_Prompt_. Repeat the records below verbatim, and do not copy their pictures.

_Entries shown_.
......

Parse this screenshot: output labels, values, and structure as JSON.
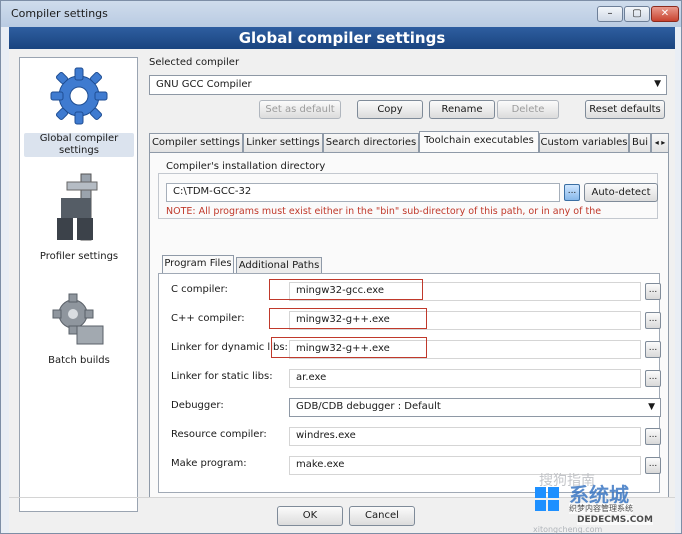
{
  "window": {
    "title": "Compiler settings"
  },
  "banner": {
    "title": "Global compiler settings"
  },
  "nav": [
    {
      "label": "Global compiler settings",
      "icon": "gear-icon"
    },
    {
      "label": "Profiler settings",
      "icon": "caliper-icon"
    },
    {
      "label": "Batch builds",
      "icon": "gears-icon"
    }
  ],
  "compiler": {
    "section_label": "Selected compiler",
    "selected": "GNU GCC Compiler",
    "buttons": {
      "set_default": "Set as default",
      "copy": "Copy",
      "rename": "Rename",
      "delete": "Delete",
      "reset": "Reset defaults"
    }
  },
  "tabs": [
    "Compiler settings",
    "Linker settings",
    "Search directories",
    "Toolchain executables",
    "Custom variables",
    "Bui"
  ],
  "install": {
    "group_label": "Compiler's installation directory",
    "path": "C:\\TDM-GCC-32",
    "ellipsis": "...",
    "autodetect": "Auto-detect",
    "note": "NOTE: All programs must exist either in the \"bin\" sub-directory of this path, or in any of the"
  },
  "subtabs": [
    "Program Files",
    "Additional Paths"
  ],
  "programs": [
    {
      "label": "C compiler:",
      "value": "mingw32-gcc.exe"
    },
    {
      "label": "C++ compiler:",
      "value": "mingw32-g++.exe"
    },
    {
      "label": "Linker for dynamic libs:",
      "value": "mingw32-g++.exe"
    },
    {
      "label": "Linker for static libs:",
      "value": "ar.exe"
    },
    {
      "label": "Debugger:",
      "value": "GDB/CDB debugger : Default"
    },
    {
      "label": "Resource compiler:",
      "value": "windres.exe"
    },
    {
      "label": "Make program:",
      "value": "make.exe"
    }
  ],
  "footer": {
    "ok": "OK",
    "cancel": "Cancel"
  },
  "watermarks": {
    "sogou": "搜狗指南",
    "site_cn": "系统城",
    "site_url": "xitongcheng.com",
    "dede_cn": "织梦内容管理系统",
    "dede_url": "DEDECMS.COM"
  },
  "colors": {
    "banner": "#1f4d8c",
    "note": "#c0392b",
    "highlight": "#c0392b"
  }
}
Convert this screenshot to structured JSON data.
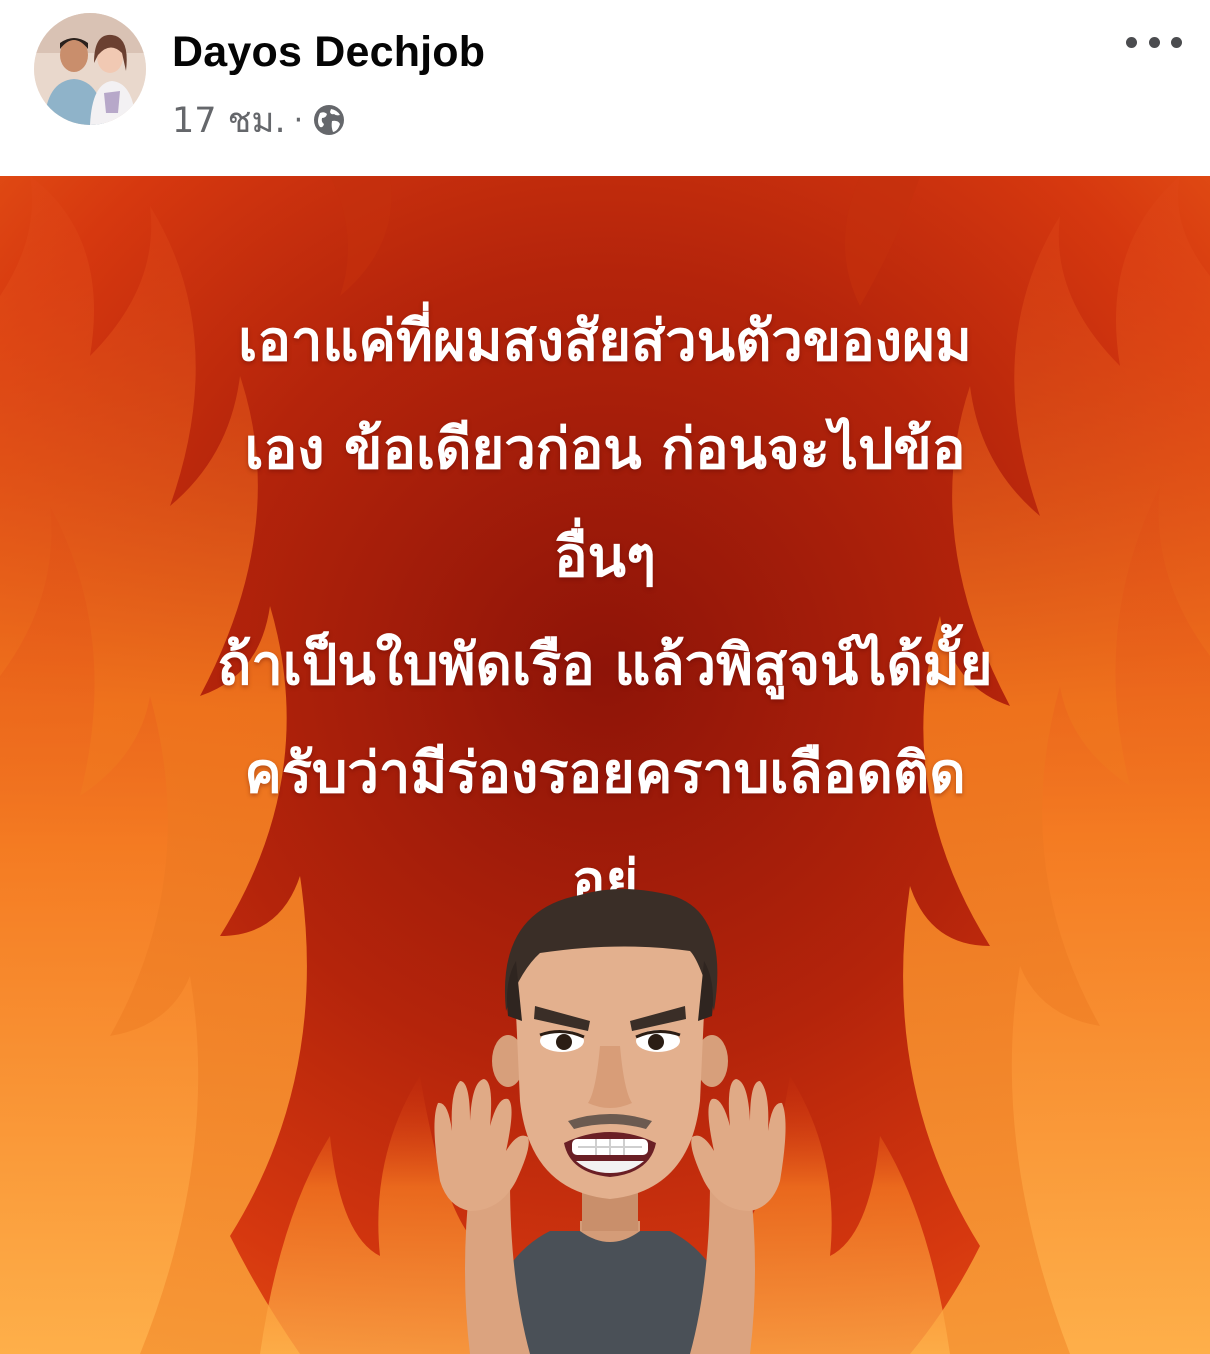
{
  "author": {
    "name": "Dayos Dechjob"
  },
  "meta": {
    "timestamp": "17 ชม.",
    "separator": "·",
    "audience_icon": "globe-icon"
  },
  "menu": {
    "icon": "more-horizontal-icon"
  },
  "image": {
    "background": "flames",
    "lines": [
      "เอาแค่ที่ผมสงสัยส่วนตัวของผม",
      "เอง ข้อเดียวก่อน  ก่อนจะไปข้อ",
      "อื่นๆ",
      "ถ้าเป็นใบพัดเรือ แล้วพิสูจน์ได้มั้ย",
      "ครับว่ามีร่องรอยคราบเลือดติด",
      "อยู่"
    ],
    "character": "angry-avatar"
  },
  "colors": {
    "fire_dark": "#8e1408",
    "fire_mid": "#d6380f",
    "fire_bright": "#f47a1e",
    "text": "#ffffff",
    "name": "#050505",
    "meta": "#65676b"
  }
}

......

_Solution to this exercise_.
Parse this screenshot: output labels, values, and structure as JSON.
{
  "window": {
    "title": "Compiler settings"
  },
  "banner": {
    "title": "Global compiler settings"
  },
  "nav": [
    {
      "label": "Global compiler settings",
      "icon": "gear-icon"
    },
    {
      "label": "Profiler settings",
      "icon": "caliper-icon"
    },
    {
      "label": "Batch builds",
      "icon": "gears-icon"
    }
  ],
  "compiler": {
    "section_label": "Selected compiler",
    "selected": "GNU GCC Compiler",
    "buttons": {
      "set_default": "Set as default",
      "copy": "Copy",
      "rename": "Rename",
      "delete": "Delete",
      "reset": "Reset defaults"
    }
  },
  "tabs": [
    "Compiler settings",
    "Linker settings",
    "Search directories",
    "Toolchain executables",
    "Custom variables",
    "Bui"
  ],
  "install": {
    "group_label": "Compiler's installation directory",
    "path": "C:\\TDM-GCC-32",
    "ellipsis": "...",
    "autodetect": "Auto-detect",
    "note": "NOTE: All programs must exist either in the \"bin\" sub-directory of this path, or in any of the"
  },
  "subtabs": [
    "Program Files",
    "Additional Paths"
  ],
  "programs": [
    {
      "label": "C compiler:",
      "value": "mingw32-gcc.exe"
    },
    {
      "label": "C++ compiler:",
      "value": "mingw32-g++.exe"
    },
    {
      "label": "Linker for dynamic libs:",
      "value": "mingw32-g++.exe"
    },
    {
      "label": "Linker for static libs:",
      "value": "ar.exe"
    },
    {
      "label": "Debugger:",
      "value": "GDB/CDB debugger : Default"
    },
    {
      "label": "Resource compiler:",
      "value": "windres.exe"
    },
    {
      "label": "Make program:",
      "value": "make.exe"
    }
  ],
  "footer": {
    "ok": "OK",
    "cancel": "Cancel"
  },
  "watermarks": {
    "sogou": "搜狗指南",
    "site_cn": "系统城",
    "site_url": "xitongcheng.com",
    "dede_cn": "织梦内容管理系统",
    "dede_url": "DEDECMS.COM"
  },
  "colors": {
    "banner": "#1f4d8c",
    "note": "#c0392b",
    "highlight": "#c0392b"
  }
}
Convert this screenshot to structured JSON data.
{
  "author": {
    "name": "Dayos Dechjob"
  },
  "meta": {
    "timestamp": "17 ชม.",
    "separator": "·",
    "audience_icon": "globe-icon"
  },
  "menu": {
    "icon": "more-horizontal-icon"
  },
  "image": {
    "background": "flames",
    "lines": [
      "เอาแค่ที่ผมสงสัยส่วนตัวของผม",
      "เอง ข้อเดียวก่อน  ก่อนจะไปข้อ",
      "อื่นๆ",
      "ถ้าเป็นใบพัดเรือ แล้วพิสูจน์ได้มั้ย",
      "ครับว่ามีร่องรอยคราบเลือดติด",
      "อยู่"
    ],
    "character": "angry-avatar"
  },
  "colors": {
    "fire_dark": "#8e1408",
    "fire_mid": "#d6380f",
    "fire_bright": "#f47a1e",
    "text": "#ffffff",
    "name": "#050505",
    "meta": "#65676b"
  }
}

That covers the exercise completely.